The South Coast Labour Council has called for the banning of all political donations from private health and pharmaceutical corporations to parties and candidates at all levels of government.
The Labour Council made the resolution this week.
The organisation says this is “a first step to stop the corruption of public health policy and the insidious threats by government to privatize our public hospitals”.
The resolution notes, “until such a ban is legally imposed we demand all parties, politicians and candidates to voluntarily declare that they will not solicit or accept any donations from these sources with immediate effect”.
“We ban donations from property developers to stop politicians from being corrupted and selling off our public land,” Labour Council secretary Arthur Rorris said.
“So why do we allow politicians to be corrupted by private hospital owners and multinational drug companies who want them to sell off our hospitals?”
Mr Rorris said “millions of dollars have been donated, mainly to the Liberal Party”.
“Do they honestly expect us to believe these are philanthropic gestures?” he said.
“We don’t have to wait for the new legislation.

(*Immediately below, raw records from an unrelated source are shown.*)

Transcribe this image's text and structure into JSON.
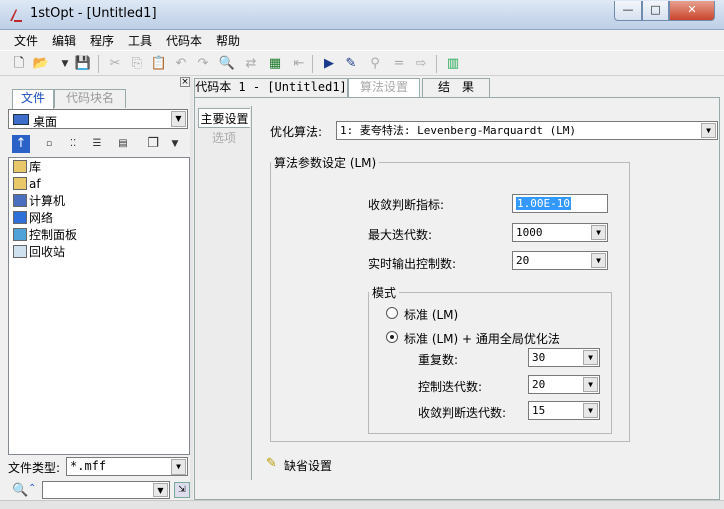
{
  "window": {
    "title": "1stOpt - [Untitled1]",
    "min_glyph": "—",
    "max_glyph": "□",
    "close_glyph": "✕"
  },
  "menu": [
    "文件",
    "编辑",
    "程序",
    "工具",
    "代码本",
    "帮助"
  ],
  "left_panel": {
    "close_glyph": "×",
    "tabs": [
      "文件",
      "代码块名"
    ],
    "drive_value": "桌面",
    "tree_items": [
      {
        "label": "库",
        "icon": "library-icon"
      },
      {
        "label": "af",
        "icon": "user-folder-icon"
      },
      {
        "label": "计算机",
        "icon": "computer-icon"
      },
      {
        "label": "网络",
        "icon": "network-icon"
      },
      {
        "label": "控制面板",
        "icon": "control-panel-icon"
      },
      {
        "label": "回收站",
        "icon": "recycle-bin-icon"
      }
    ],
    "filetype_label": "文件类型:",
    "filetype_value": "*.mff"
  },
  "right_tabs": [
    "代码本 1 - [Untitled1]",
    "算法设置",
    "结　果"
  ],
  "side_tabs": [
    "主要设置",
    "选项"
  ],
  "settings": {
    "algorithm_label": "优化算法:",
    "algorithm_value": "1: 麦夸特法: Levenberg-Marquardt (LM)",
    "group_title": "算法参数设定 (LM)",
    "convergence_label": "收敛判断指标:",
    "convergence_value": "1.00E-10",
    "max_iter_label": "最大迭代数:",
    "max_iter_value": "1000",
    "realtime_label": "实时输出控制数:",
    "realtime_value": "20",
    "mode_title": "模式",
    "mode_options": [
      "标准 (LM)",
      "标准 (LM) + 通用全局优化法"
    ],
    "selected_mode_index": 1,
    "repeat_label": "重复数:",
    "repeat_value": "30",
    "control_iter_label": "控制迭代数:",
    "control_iter_value": "20",
    "conv_iter_label": "收敛判断迭代数:",
    "conv_iter_value": "15",
    "default_label": "缺省设置"
  },
  "colors": {
    "accent_blue": "#1a4fbf",
    "selection": "#3399ff",
    "close_red": "#c9452c"
  }
}
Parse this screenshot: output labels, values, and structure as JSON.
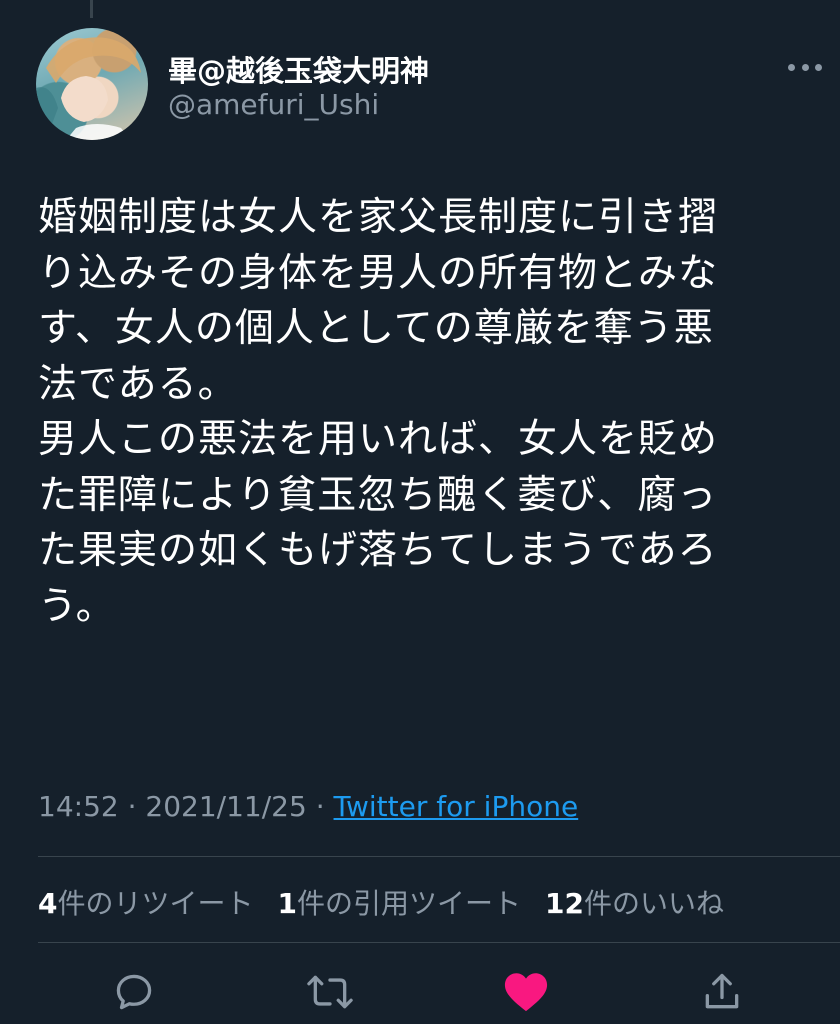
{
  "user": {
    "display_name": "畢@越後玉袋大明神",
    "handle": "@amefuri_Ushi"
  },
  "tweet": {
    "lines": [
      "婚姻制度は女人を家父長制度に引き摺",
      "り込みその身体を男人の所有物とみな",
      "す、女人の個人としての尊厳を奪う悪",
      "法である。",
      "男人この悪法を用いれば、女人を貶め",
      "た罪障により貧玉忽ち醜く萎び、腐っ",
      "た果実の如くもげ落ちてしまうであろ",
      "う。"
    ]
  },
  "meta": {
    "time": "14:52",
    "separator": "·",
    "date": "2021/11/25",
    "source": "Twitter for iPhone"
  },
  "stats": {
    "retweets_count": "4",
    "retweets_label": "件のリツイート",
    "quotes_count": "1",
    "quotes_label": "件の引用ツイート",
    "likes_count": "12",
    "likes_label": "件のいいね"
  },
  "actions": {
    "icons": [
      "reply-icon",
      "retweet-icon",
      "like-icon",
      "share-icon"
    ],
    "like_color": "#f91880",
    "icon_color": "#8b98a5"
  },
  "colors": {
    "background": "#15202b",
    "link": "#1d9bf0",
    "secondary_text": "#8b98a5"
  }
}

In the interim we are calling for a voluntary ban on these donations and we ask our politicians to step up to the plate and show some integrity.”

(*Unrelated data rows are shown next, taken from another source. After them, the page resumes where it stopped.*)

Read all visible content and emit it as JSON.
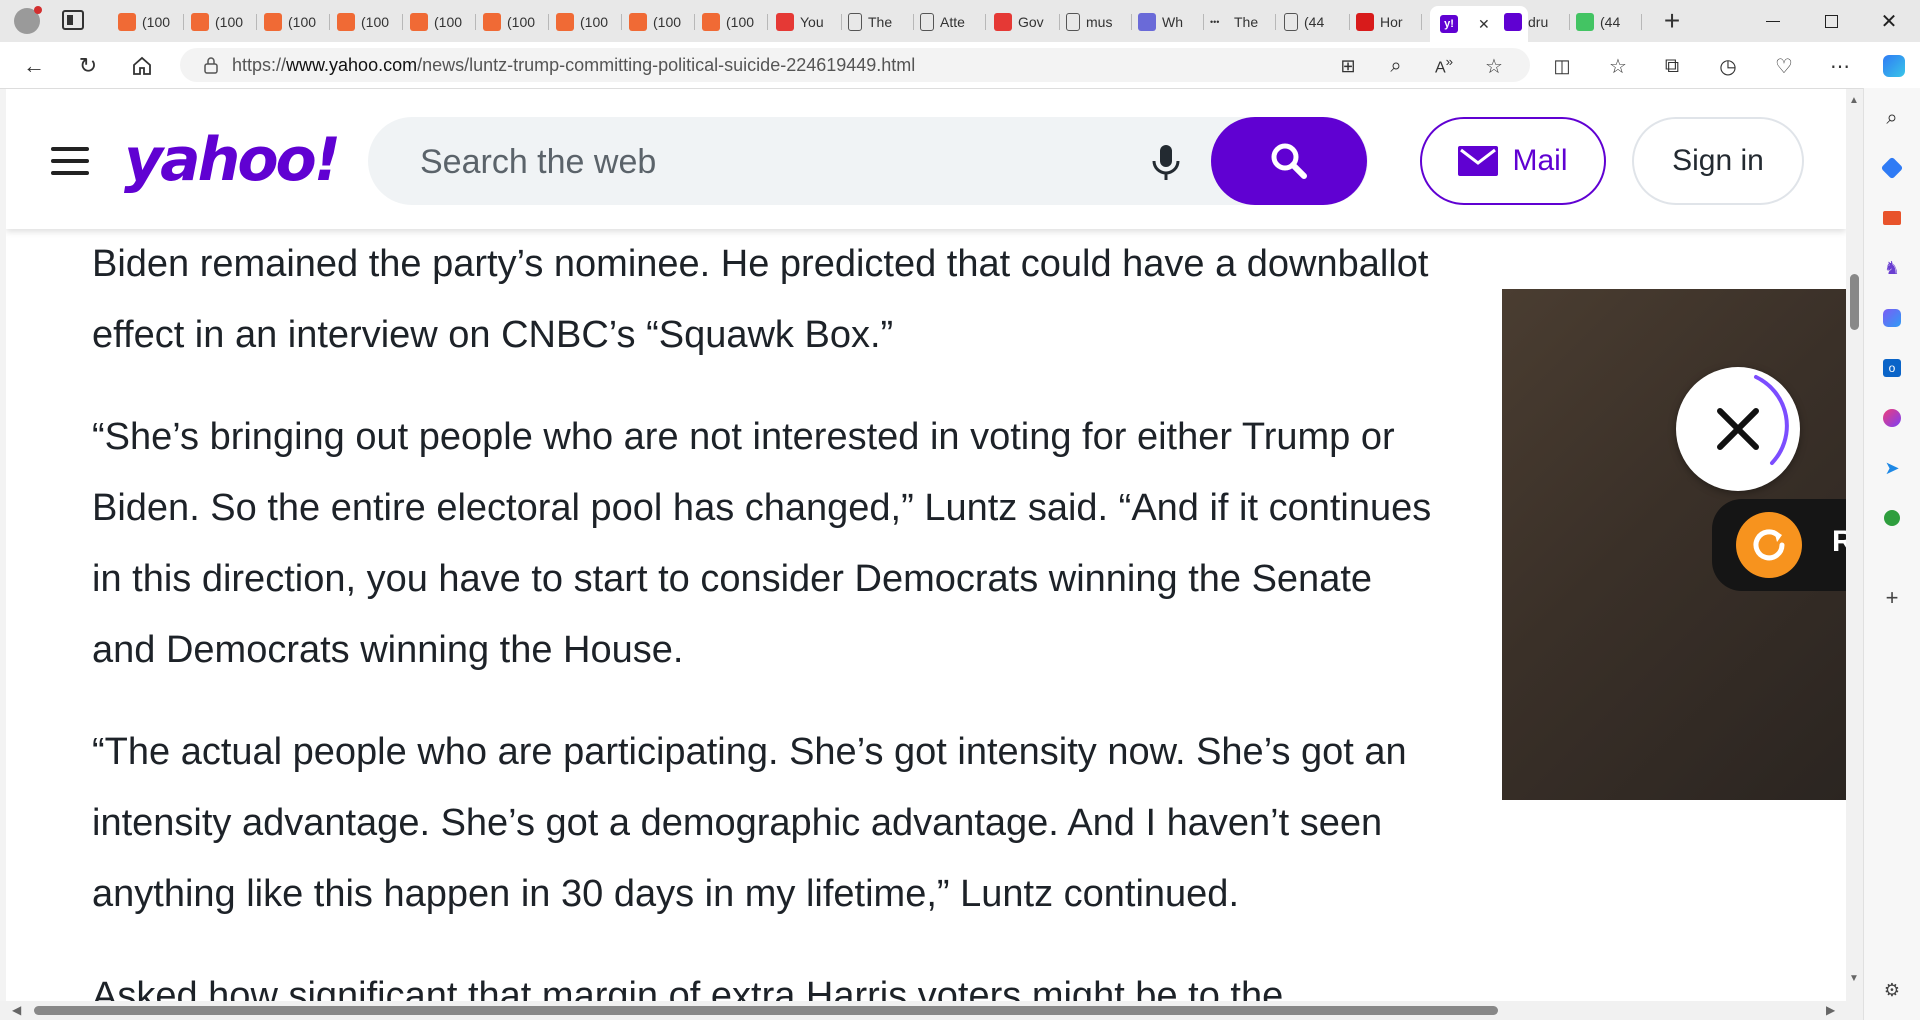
{
  "browser": {
    "tabs": [
      {
        "label": "(100",
        "favicon": "#f06a35"
      },
      {
        "label": "(100",
        "favicon": "#f06a35"
      },
      {
        "label": "(100",
        "favicon": "#f06a35"
      },
      {
        "label": "(100",
        "favicon": "#f06a35"
      },
      {
        "label": "(100",
        "favicon": "#f06a35"
      },
      {
        "label": "(100",
        "favicon": "#f06a35"
      },
      {
        "label": "(100",
        "favicon": "#f06a35"
      },
      {
        "label": "(100",
        "favicon": "#f06a35"
      },
      {
        "label": "(100",
        "favicon": "#f06a35"
      },
      {
        "label": "You",
        "favicon": "#e53935"
      },
      {
        "label": "The",
        "favicon": "doc"
      },
      {
        "label": "Atte",
        "favicon": "doc"
      },
      {
        "label": "Gov",
        "favicon": "#e53935"
      },
      {
        "label": "mus",
        "favicon": "doc"
      },
      {
        "label": "Wh",
        "favicon": "#6a6ad8"
      },
      {
        "label": "The",
        "favicon": "dots"
      },
      {
        "label": "(44",
        "favicon": "doc"
      },
      {
        "label": "Hor",
        "favicon": "#d81b1b"
      },
      {
        "label": "",
        "favicon": "#6001d2",
        "active": true
      },
      {
        "label": "dru",
        "favicon": "#6001d2"
      },
      {
        "label": "(44",
        "favicon": "#43c463"
      }
    ],
    "active_tab_favicon_text": "y!",
    "url_prefix": "https://",
    "url_host": "www.yahoo.com",
    "url_path": "/news/luntz-trump-committing-political-suicide-224619449.html"
  },
  "header": {
    "logo": "yahoo!",
    "search_placeholder": "Search the web",
    "mail_label": "Mail",
    "signin_label": "Sign in"
  },
  "article": {
    "paragraphs": [
      "Biden remained the party’s nominee. He predicted that could have a downballot effect in an interview on CNBC’s “Squawk Box.”",
      "“She’s bringing out people who are not interested in voting for either Trump or Biden. So the entire electoral pool has changed,” Luntz said. “And if it continues in this direction, you have to start to consider Democrats winning the Senate and Democrats winning the House.",
      "“The actual people who are participating. She’s got intensity now. She’s got an intensity advantage. She’s got a demographic advantage. And I haven’t seen anything like this happen in 30 days in my lifetime,” Luntz continued.",
      "Asked how significant that margin of extra Harris voters might be to the"
    ]
  },
  "ad": {
    "replay_label": "R"
  },
  "colors": {
    "yahoo_purple": "#6001d2",
    "text": "#1d2228"
  }
}
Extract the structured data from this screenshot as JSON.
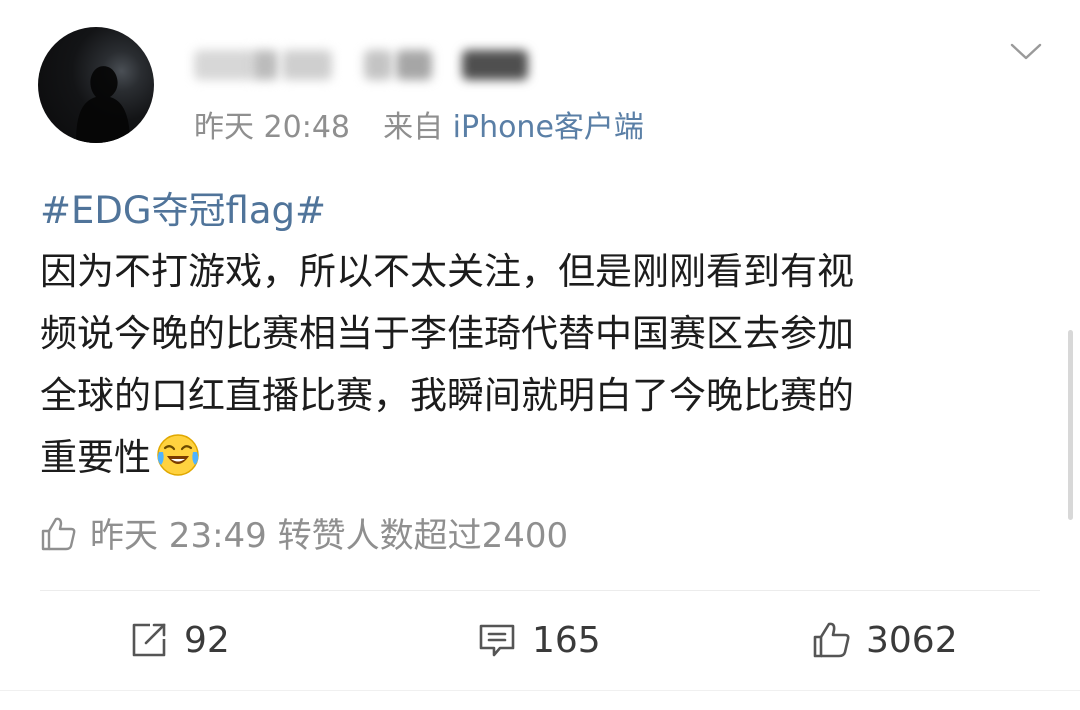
{
  "post": {
    "username": "",
    "timestamp": "昨天 20:48",
    "source_prefix": "来自",
    "source": "iPhone客户端",
    "topic": "#EDG夺冠flag#",
    "text_lines": [
      "因为不打游戏，所以不太关注，但是刚刚看到有视",
      "频说今晚的比赛相当于李佳琦代替中国赛区去参加",
      "全球的口红直播比赛，我瞬间就明白了今晚比赛的",
      "重要性"
    ],
    "emoji": "laugh-cry-emoji"
  },
  "like_note": {
    "text": "昨天 23:49 转赞人数超过2400",
    "icon": "thumbs-up-icon"
  },
  "actions": {
    "repost_count": "92",
    "comment_count": "165",
    "like_count": "3062"
  },
  "icons": {
    "repost": "repost-icon",
    "comment": "comment-icon",
    "like": "thumbs-up-icon",
    "menu": "chevron-down-icon"
  },
  "colors": {
    "topic": "#50749a",
    "source": "#5a7fa6",
    "meta": "#8f8f8f",
    "text": "#1c1c1c"
  }
}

Mr Rorris recently questioned why some of the nation’s private health corporations are channelling millions of dollars to a “political party with a privatisation agenda’’.
Mr Rorris said Australian Electoral Commission data revealed that health and pharmaceutical companies had forked out more than $8 million in political donations in the past decade. He said the vast majority of the donations went to the Liberal Party with Ramsay Health Care – which operates Wollongong, Figtree, Lawrence Hargrave and Nowra private hospitals – one of the biggest donors.
A Ramsay Health spokeswoman said the company had donated money to many organisations and causes, including the Labor Party.